JENNI: In my 25 years teaching improvisation, the most common thing I hear from people when I talk about my work is, “Oh, improvisation. I could never do that. That scares me.” What can you say to someone who is intrigued by this class, but feeling pretty scared to jump in?

JIM: First know that it’s completely normal to be afraid. There is nothing wrong with that. A lot of people in the class will be anxious. In fact almost every student who steps foot in an improvisation class is nervous at first. One of the goals and primary foundations of what we do in improvisation is to practice radical non-judgment. It is my job as the instructor to foster that safe, non-judgmental space. And when the students buy in as well, everyone is able to take that chance and learn and stretch. It’s a wonderful feeling to be in that space – it’s like a warm bath.

JENNI: I love warm baths. Cold ones, not so much. But warm ones . . . “yes and”! So can anyone take this class? Do you have to have a certain level of anxiety to benefit?

JIM:   We all have some anxiety in our lives, so this class really is for anyone who wants to try a fun and powerful way to relieve worry. As adults, even mentally healthy adults, we get stuck in thought patterns that cause us to worry needlessly. In improv we say let go of your ideas, let go of your stories. It’s very liberating. Even if you are not overly anxious, it can be very inspiring to see yourself and your classmates in a new light. In every class I have ever taught, relationships go beyond the classroom. We form bonds with our classmates in a new way because we have this shared, creative, supportive experience together. Also it’s good to remember that this class is not therapy – it’s improv and improv is fun.

JENNI: Is an improv class something you might do with a friend?

JIM: Yes, absolutely. That’s a great adaptive strategy for someone trying to manage anxiety – if that makes you feel less anxious, bring a friend. And for others, they may feel more anxious with people they know, so taking the class alone might work as well. You know yourself so trust yourself and do what you need to do in order to feel good about what you are doing. This is something we also practice in improvisation: learning to trust our own instincts.

JENNI: I know some people hear ‘improv’ and they think they will be asked to perform in front of others or be funny on the spot. Talk more about how the class works.

JIM:   This is not a performance class. We call it an interactive experience. One of the things I really love about improvisation is that it’s a group effort. You will be working with the group and in front of the group at times, but it really is a collaboration with the people in your class. There is no performance and all of the exercises are geared for fun and success and personal growth. And we do everything within that safety net of ‘non-judgment.’

JENNI: I always tell people that I’ve never had a student fail at improvisation. If you show up and jump in, you will learn and grow and find some piece of magic in the class.

JIM: Agreed. I look forward to jumping in with everyone next week! People completely new to improv, or anyone who has done some improv and wants to do some deeper personal work, are welcome. Give it a try. Improvisation works!

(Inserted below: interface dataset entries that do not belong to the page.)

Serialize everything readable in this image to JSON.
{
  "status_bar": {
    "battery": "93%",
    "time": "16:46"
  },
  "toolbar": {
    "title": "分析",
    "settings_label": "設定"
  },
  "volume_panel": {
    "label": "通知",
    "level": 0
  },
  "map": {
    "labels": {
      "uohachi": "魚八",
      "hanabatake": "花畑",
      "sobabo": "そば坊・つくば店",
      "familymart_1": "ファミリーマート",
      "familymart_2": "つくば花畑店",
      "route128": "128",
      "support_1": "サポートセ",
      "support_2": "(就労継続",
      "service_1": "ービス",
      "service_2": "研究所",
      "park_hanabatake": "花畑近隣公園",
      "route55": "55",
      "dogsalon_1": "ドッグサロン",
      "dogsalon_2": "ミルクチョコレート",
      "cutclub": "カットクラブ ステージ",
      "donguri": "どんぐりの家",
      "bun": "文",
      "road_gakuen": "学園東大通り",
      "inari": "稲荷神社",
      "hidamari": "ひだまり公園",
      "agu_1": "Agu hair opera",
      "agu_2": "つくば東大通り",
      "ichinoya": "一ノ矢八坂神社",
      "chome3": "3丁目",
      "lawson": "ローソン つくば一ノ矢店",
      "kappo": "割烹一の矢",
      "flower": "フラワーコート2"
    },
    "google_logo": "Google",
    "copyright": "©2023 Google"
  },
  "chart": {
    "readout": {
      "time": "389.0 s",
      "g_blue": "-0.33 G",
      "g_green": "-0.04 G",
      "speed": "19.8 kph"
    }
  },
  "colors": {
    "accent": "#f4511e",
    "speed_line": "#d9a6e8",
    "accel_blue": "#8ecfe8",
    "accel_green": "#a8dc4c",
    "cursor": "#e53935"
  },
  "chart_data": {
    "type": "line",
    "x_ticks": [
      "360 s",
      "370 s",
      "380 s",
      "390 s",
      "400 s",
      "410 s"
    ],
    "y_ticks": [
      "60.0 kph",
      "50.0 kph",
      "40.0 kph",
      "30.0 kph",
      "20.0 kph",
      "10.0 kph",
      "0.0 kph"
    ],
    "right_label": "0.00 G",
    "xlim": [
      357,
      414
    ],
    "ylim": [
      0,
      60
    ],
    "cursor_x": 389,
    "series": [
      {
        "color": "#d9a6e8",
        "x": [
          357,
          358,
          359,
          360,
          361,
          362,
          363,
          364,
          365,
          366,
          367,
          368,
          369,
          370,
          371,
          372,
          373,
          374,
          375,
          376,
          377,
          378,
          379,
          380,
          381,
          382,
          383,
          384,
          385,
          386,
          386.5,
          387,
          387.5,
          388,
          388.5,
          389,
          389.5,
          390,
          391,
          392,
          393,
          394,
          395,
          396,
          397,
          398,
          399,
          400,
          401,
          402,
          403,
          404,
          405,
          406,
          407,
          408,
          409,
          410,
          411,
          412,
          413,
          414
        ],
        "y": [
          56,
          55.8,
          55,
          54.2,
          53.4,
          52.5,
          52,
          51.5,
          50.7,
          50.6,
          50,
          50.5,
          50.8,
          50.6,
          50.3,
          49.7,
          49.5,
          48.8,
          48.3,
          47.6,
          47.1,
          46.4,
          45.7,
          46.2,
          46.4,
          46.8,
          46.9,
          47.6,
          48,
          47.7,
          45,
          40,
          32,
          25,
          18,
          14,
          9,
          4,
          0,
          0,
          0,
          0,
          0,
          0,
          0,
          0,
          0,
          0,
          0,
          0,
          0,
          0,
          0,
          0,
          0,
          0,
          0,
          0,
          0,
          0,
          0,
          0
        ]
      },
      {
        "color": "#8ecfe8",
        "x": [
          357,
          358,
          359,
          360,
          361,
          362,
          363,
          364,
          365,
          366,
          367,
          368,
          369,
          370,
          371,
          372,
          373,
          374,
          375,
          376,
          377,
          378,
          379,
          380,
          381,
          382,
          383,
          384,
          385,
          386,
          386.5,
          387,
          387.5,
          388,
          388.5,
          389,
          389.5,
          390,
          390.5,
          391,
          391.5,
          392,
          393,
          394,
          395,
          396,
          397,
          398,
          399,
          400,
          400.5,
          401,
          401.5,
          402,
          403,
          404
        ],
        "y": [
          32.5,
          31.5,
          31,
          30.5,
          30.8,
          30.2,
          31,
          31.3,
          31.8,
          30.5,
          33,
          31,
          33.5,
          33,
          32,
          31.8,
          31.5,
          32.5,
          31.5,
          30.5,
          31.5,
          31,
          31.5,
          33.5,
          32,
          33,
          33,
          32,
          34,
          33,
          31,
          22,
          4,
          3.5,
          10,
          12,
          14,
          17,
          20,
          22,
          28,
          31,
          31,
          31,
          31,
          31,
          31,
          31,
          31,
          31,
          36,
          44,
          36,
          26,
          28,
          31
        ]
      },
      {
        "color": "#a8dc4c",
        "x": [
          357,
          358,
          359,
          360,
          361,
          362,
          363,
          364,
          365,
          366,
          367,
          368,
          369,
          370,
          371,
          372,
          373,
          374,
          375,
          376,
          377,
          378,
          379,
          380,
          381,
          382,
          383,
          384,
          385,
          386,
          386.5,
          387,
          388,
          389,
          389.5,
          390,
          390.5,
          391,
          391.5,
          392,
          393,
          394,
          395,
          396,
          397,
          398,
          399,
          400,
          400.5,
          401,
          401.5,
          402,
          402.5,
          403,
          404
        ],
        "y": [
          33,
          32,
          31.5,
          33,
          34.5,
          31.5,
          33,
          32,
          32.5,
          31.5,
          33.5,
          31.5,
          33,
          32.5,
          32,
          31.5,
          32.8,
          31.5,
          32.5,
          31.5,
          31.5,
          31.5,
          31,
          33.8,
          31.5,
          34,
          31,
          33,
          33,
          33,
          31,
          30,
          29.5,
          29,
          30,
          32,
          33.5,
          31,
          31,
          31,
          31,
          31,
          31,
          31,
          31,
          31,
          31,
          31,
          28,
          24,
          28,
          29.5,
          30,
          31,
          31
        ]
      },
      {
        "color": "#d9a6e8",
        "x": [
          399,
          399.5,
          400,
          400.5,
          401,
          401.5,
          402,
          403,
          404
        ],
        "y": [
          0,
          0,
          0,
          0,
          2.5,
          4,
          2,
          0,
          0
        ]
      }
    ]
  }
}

“Managing Anxiety with Improv Skills,” meets four consecutive Mondays, 7 – 9pm, at the BNW Student Union in downtown Minneapolis, beginning next Monday, April 24. You can register HERE!

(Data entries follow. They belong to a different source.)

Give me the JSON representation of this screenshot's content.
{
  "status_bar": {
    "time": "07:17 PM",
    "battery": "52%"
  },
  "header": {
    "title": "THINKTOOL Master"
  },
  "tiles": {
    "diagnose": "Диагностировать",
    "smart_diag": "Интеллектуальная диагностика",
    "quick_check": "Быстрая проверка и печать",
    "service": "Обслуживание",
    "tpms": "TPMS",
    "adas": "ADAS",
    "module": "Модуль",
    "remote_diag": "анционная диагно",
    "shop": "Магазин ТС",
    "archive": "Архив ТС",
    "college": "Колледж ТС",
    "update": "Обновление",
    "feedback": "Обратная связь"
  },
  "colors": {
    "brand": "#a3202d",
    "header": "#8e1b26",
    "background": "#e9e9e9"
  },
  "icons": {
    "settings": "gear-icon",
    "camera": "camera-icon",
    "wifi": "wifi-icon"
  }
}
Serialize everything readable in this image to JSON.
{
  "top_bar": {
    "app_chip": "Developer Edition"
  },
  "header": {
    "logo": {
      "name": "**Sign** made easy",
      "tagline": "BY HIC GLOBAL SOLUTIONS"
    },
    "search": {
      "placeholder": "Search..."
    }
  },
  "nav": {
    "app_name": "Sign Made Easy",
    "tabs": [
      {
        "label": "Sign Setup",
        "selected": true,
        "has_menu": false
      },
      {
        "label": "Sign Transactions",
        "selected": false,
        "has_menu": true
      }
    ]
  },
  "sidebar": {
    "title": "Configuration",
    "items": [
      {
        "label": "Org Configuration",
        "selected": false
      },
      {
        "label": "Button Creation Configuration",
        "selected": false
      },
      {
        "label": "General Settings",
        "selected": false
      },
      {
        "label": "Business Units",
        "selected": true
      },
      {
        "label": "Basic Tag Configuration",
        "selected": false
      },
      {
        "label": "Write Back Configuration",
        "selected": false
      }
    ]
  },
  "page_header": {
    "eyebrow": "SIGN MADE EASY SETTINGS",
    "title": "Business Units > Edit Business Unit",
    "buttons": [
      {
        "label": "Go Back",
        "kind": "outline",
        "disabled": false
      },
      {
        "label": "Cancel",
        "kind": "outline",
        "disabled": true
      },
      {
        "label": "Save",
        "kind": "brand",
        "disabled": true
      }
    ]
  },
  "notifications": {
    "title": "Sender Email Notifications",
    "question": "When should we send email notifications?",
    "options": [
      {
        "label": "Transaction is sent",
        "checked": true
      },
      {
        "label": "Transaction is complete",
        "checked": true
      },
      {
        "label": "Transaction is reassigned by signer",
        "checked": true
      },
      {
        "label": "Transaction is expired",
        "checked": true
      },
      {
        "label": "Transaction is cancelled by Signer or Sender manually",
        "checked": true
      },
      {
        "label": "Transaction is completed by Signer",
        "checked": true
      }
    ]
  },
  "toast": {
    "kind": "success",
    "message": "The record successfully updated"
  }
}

JIM ROBINSON has over 30 years of experience as an English and psychology professor and nearly 25 years of experience as a professional improviser, writer, producer, and sketch comedian. He has performed with the Brave New Workshop in Minneapolis; with the Disney Cruise Line onboard the Disney Magic; and in over 30 productions in the Twin Cities. As an instructor he has taught at St. Catherine University: St. Thomas University; the Guthrie Theater in Minneapolis; and as an English/Improv instructor in Myanmar, India, and Nepal. He is currently combining his dual career with a course called Improvisation and Mental Health and an original musical (with Dennis Curley) called Psych 101. Jim has been an improvisation instructor at the BNW Student Union since 1997 and hails from Riverside, California.